Start of Information shown

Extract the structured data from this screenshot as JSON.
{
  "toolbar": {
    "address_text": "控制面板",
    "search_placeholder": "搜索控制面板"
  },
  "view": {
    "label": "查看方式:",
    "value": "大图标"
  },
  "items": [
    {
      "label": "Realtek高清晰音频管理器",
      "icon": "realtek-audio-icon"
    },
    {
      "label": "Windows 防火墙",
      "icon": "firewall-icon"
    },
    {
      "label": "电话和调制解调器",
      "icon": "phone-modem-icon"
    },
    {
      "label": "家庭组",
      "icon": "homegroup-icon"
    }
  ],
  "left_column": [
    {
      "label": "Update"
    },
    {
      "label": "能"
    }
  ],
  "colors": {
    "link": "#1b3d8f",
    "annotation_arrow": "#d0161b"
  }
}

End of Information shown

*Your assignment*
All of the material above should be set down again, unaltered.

*Solution to this problem*
Extract the structured data from this screenshot as JSON.
{
  "toolbar": {
    "address_text": "控制面板",
    "search_placeholder": "搜索控制面板"
  },
  "view": {
    "label": "查看方式:",
    "value": "大图标"
  },
  "items": [
    {
      "label": "Realtek高清晰音频管理器",
      "icon": "realtek-audio-icon"
    },
    {
      "label": "Windows 防火墙",
      "icon": "firewall-icon"
    },
    {
      "label": "电话和调制解调器",
      "icon": "phone-modem-icon"
    },
    {
      "label": "家庭组",
      "icon": "homegroup-icon"
    }
  ],
  "left_column": [
    {
      "label": "Update"
    },
    {
      "label": "能"
    }
  ],
  "colors": {
    "link": "#1b3d8f",
    "annotation_arrow": "#d0161b"
  }
}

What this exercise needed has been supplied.